Every religion must go through a continuous self cleansing process to get rid of its orthodox mal practices, and when I say it, I mean it for ‘every’ religion. Modernity is a myth, if it doesn’t abolish orthodoxies which don’t find sync in the moral views of the new world.
If it is for being in the name of religion and pleasing the lord then why ban ‘Sati’? Wouldn’t it have got gods enraged? The Hinduism lawmakers Yajnavalkya & Manu Inc. had constituted many blasphemous rites in the name of religion, many of which leave my incisors dying to make mark in the back of the legislative ‘holier than thou’ flesh!
If it is in the name of tradition and cultural heritage then it must be noted that the historical evidences reveal that the sport was never what it is today.
For those hoisting the flag in favor of it being a veera velayattu(guts and glory sport), the difference between valour and stupidity is a thin fine line. Taming a strong animal and playing a pseudo hero? Why don’t serve in the fight against terrorism?And then there is a section esp. Tamilnadu Tourism department which wants Jallikattu continued as it attracts foreigners- well, if blood served as an effective tourist magnet than Afghanistan (or closer home Kashmir) would have had the maximum tourists flocking in?
Earth provides enough to satisfy every man’s need, but not every man’s greed.~Mahatma Gandhi
Reminds me of this scene from Ace Ventura: When Nature calls
Ace: That’s a lovely wrap you’re wearing! Perhaps I could buy you some fluffy new slippers, made from the heads of innocent and defenseless baby seals!
The Monopoly Guy: Who is this ghastly man?
Ace: Ace Ventura, Pet Detective. And YOU must be the Monopoly guy! Hey.
Ace: Thanks for the free parking.
Pompous woman: Another ACTIVIST, McGuire.
The Monopoly Guy: Activist, yes
Ace: [imitating him] activist, yes, mhmhmhmhmhmhmhmhm!
Pompous woman: Mr. Ventura, there is nothing wrong with enjoying the fruits of nature.
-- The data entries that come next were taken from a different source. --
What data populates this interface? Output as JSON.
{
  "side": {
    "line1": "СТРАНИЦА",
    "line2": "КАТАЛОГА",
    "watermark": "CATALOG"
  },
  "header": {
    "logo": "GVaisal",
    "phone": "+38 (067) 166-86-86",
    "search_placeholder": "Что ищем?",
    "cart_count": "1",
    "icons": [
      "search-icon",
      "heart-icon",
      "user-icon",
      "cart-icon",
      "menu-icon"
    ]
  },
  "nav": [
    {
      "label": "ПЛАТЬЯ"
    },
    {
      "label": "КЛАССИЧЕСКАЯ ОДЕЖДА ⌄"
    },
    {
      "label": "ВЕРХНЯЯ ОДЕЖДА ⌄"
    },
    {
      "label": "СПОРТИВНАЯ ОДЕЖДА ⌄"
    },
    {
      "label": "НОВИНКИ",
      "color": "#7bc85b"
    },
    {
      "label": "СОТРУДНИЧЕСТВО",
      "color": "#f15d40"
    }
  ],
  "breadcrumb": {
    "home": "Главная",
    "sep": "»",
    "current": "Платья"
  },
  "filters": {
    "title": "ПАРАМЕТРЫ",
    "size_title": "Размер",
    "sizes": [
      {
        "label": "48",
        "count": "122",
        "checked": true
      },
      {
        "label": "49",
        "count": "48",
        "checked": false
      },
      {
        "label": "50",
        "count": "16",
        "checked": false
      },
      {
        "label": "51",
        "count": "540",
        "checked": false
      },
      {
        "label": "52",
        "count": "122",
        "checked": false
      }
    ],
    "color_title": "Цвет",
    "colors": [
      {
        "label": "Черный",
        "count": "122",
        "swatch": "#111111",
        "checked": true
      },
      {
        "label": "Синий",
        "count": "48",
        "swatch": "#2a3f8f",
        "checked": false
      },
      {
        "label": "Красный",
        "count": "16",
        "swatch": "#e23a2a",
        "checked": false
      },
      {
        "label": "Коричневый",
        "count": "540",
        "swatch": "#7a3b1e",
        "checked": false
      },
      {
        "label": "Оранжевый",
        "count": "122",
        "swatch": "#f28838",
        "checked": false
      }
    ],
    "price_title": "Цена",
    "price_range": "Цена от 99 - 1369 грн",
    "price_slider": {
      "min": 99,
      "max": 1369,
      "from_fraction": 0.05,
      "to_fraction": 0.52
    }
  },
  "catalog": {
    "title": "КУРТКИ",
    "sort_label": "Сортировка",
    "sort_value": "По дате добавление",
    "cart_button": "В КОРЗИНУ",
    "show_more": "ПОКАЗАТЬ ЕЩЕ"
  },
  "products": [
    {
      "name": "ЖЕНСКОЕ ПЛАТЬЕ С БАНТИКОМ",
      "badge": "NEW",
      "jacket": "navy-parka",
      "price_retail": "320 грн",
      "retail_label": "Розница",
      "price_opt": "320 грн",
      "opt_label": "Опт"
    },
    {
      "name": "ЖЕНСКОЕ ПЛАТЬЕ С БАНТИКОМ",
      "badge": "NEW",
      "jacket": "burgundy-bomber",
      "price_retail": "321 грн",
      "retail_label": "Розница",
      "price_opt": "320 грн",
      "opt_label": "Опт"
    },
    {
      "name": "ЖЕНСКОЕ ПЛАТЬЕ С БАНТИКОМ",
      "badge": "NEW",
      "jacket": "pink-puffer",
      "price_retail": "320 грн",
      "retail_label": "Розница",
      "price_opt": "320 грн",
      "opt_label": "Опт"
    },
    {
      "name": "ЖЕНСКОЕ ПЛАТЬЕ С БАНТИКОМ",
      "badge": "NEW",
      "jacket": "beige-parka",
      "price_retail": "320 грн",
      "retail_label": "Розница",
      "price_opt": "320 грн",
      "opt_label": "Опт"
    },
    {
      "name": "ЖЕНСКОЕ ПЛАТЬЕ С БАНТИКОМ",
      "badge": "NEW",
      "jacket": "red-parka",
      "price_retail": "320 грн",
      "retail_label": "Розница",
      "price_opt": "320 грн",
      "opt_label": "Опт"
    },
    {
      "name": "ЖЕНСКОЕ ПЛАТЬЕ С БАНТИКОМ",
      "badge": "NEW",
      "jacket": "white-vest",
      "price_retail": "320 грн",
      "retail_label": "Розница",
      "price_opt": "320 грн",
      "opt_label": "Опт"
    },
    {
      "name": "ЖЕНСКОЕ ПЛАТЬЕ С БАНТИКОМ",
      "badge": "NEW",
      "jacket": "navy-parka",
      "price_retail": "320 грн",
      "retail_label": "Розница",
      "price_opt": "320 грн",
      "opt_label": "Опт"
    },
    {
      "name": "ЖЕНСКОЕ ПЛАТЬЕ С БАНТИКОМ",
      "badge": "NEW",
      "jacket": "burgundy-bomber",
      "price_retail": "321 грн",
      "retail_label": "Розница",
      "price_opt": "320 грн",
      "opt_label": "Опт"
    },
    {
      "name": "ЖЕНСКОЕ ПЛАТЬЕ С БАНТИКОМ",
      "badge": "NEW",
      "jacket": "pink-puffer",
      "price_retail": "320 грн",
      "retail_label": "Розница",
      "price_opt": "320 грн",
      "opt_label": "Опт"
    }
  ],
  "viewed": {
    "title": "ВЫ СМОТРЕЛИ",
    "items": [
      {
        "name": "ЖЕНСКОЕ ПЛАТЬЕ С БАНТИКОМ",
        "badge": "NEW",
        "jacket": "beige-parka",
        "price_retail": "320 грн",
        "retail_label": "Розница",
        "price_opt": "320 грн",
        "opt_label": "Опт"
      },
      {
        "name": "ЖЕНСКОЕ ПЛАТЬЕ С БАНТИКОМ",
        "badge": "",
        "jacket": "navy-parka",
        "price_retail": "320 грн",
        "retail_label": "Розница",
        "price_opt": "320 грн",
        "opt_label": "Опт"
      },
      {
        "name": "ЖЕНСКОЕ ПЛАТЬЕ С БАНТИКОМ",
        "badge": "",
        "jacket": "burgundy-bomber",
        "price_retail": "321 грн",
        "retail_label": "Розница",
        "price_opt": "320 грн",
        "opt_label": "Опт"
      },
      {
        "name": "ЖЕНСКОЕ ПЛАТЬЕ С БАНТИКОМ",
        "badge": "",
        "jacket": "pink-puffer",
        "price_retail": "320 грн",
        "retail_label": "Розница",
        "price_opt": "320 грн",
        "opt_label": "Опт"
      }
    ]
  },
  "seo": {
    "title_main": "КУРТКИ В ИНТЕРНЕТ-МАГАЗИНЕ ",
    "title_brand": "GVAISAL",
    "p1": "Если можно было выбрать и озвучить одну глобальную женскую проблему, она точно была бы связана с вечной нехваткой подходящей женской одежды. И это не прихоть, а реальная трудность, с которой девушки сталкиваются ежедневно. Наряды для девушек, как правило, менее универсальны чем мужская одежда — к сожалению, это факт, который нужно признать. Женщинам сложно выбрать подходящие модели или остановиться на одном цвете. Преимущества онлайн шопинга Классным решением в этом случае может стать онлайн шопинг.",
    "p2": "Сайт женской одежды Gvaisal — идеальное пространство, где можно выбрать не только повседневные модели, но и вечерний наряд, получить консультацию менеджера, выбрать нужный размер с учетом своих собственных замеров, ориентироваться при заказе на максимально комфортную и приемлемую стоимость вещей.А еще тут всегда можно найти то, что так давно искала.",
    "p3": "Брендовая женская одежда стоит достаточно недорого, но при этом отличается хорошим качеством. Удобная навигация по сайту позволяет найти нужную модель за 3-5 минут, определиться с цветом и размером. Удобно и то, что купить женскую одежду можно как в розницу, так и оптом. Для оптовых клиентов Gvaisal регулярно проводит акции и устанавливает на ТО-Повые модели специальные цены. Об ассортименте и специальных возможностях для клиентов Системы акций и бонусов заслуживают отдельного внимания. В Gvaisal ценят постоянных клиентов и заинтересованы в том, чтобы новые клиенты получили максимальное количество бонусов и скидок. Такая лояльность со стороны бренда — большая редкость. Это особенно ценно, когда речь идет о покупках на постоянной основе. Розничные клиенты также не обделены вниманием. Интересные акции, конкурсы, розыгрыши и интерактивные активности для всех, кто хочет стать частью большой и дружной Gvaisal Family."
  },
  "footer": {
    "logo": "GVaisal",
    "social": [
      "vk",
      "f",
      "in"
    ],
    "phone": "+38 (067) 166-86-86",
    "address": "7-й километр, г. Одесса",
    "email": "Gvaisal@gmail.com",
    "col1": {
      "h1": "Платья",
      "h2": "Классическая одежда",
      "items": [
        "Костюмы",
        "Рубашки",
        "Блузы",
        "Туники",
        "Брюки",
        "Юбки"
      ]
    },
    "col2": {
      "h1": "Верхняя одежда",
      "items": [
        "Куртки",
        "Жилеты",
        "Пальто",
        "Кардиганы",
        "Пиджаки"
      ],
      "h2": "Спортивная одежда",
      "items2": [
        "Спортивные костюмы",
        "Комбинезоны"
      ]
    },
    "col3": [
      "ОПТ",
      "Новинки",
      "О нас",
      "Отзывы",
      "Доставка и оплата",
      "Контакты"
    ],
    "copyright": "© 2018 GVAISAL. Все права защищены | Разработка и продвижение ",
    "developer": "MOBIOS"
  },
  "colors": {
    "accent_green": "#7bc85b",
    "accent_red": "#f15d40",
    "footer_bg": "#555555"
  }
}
You should try it sometime.
Ace: Alrighty then!
[smacks man in the face which knocks him unconscious, drapes him over his shoulders and begins to sing and dance exotically]
Ace: [shakes man] Do not pass go! Do not collect $200!
[hands back man to pompous woman]
Ace: It’s lovely, but I fancy myself in autumn!